10:25 AM  
Deep Learning with Generative Adversarial Network for Ti-6Al-4V Surface Roughness Improvement in Direct Energy Deposition Process: Im Doo Jung1; Tae Kyeong Kim1; Hyo Kyung Sung1; Jung Gi Kim1; Hyung Sub Kim1; 1UNIST
    The Direct Energy Deposition (DED) process is one of the additive manufacturing (AM) that sprays metal powder directly into a high-power laser and is useful for manufacturing large metal parts. However, there is a bottleneck that surface roughness is relatively low compared to other AM methods. In this work, we controlled three process variables that affect surface illumination during the DED process with titanium powder material and conducted convolutional neural network-based machine learning based on 2D scanned images of the sculptural surface manufactured accordingly.

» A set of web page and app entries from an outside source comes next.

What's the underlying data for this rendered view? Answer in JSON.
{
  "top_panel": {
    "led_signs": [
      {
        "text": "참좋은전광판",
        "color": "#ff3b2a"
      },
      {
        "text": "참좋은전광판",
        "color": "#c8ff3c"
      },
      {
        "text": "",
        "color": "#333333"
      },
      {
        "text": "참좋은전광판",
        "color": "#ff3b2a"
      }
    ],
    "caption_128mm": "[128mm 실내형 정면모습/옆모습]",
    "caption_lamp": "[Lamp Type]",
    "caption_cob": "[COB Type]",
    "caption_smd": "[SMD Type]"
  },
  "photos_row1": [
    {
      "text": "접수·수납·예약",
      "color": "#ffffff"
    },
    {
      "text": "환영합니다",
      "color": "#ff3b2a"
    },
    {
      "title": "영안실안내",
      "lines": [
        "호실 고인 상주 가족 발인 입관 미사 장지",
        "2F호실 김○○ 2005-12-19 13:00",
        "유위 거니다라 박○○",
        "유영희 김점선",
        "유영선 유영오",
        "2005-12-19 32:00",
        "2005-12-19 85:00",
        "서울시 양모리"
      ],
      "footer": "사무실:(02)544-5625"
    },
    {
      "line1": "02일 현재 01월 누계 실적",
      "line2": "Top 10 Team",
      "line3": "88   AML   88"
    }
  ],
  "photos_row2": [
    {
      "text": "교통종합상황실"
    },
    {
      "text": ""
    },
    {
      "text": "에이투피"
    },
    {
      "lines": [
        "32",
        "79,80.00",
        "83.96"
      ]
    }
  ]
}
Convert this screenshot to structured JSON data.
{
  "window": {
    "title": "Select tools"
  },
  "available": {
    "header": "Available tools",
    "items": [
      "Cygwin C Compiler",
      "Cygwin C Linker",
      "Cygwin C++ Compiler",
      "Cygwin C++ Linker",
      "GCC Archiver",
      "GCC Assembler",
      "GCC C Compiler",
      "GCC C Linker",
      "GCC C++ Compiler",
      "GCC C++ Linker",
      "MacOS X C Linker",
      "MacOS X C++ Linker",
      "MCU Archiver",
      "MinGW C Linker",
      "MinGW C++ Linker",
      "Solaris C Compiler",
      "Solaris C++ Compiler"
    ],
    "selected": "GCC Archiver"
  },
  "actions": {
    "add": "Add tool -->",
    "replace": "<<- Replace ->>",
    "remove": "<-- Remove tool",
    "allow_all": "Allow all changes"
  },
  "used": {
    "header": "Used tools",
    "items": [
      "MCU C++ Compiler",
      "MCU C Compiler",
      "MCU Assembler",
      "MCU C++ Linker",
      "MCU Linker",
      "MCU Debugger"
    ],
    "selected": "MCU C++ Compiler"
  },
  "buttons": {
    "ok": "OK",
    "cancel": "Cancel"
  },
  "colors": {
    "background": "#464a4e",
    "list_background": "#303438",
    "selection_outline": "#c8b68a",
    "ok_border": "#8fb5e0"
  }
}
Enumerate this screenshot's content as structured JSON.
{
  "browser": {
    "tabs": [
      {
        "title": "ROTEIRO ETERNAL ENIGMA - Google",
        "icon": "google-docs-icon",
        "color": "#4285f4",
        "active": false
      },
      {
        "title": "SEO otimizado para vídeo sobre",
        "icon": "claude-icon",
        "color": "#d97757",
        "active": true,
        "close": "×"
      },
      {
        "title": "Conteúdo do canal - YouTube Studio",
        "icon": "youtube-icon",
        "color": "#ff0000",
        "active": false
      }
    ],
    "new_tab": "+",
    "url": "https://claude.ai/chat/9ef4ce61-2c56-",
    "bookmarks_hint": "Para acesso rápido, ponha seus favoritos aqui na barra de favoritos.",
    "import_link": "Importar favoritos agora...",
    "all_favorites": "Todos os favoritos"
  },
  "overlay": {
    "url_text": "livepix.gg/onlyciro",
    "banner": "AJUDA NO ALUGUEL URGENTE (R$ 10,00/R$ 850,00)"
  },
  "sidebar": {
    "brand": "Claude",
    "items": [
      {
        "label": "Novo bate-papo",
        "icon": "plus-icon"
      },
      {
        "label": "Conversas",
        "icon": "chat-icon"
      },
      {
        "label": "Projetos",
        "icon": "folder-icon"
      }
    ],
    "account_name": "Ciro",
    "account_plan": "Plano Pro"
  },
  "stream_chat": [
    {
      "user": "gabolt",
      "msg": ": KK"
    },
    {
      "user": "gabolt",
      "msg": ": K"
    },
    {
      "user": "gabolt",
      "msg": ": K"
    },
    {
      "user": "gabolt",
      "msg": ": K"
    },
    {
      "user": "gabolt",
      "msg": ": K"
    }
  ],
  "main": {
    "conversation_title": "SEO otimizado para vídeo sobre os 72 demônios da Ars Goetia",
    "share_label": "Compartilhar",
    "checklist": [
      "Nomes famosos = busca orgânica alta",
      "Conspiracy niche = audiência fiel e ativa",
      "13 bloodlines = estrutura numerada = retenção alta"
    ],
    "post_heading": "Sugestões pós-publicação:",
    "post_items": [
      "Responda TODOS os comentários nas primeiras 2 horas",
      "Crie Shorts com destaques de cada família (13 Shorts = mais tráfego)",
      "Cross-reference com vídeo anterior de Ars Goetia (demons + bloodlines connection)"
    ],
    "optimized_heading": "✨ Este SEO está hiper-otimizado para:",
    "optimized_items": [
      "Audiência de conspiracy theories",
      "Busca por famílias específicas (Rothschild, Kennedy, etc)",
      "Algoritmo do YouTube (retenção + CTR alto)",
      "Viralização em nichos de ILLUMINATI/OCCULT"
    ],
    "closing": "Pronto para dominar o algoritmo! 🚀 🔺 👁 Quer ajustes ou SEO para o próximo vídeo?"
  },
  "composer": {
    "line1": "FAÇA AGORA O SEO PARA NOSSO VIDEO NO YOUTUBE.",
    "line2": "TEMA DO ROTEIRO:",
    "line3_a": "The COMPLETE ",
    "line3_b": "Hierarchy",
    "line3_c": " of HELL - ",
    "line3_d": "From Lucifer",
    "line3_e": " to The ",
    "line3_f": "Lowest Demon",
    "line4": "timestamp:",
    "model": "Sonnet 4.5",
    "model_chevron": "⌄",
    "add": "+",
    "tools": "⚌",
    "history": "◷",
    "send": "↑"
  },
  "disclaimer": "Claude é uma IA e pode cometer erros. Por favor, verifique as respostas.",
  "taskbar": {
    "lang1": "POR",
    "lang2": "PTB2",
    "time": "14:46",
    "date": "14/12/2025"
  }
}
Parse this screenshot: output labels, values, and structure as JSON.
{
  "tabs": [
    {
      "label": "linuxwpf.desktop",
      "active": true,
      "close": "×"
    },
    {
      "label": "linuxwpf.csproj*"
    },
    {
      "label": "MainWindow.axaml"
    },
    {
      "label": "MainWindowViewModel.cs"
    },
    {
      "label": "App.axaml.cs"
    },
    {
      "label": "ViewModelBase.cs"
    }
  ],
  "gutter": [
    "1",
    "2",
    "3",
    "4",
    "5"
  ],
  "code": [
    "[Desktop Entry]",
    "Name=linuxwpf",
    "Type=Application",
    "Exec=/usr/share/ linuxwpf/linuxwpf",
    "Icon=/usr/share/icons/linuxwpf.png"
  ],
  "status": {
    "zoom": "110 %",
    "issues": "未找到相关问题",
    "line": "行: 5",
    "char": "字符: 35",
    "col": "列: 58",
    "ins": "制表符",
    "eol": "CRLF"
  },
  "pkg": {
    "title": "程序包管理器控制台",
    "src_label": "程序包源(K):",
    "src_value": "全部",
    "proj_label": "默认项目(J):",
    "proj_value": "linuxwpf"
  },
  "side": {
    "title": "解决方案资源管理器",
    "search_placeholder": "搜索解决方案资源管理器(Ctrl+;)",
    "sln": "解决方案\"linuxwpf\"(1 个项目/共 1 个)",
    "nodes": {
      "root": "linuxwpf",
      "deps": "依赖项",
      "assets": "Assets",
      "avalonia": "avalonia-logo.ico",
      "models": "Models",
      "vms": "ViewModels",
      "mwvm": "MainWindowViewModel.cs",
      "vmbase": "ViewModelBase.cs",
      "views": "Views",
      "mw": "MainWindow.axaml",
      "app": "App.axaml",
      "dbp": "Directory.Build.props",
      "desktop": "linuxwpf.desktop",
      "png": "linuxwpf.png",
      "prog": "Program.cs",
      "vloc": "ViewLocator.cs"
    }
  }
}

We predicted the process conditions of images with accuracy of more than 80% of MAPE based on test sets. In addition, we visually observed surface roughness with images generated by DC-GAN. It is expected that artificial intelligence will be actively used to improve surface roughness during the DED process for titanium alloy powder materials.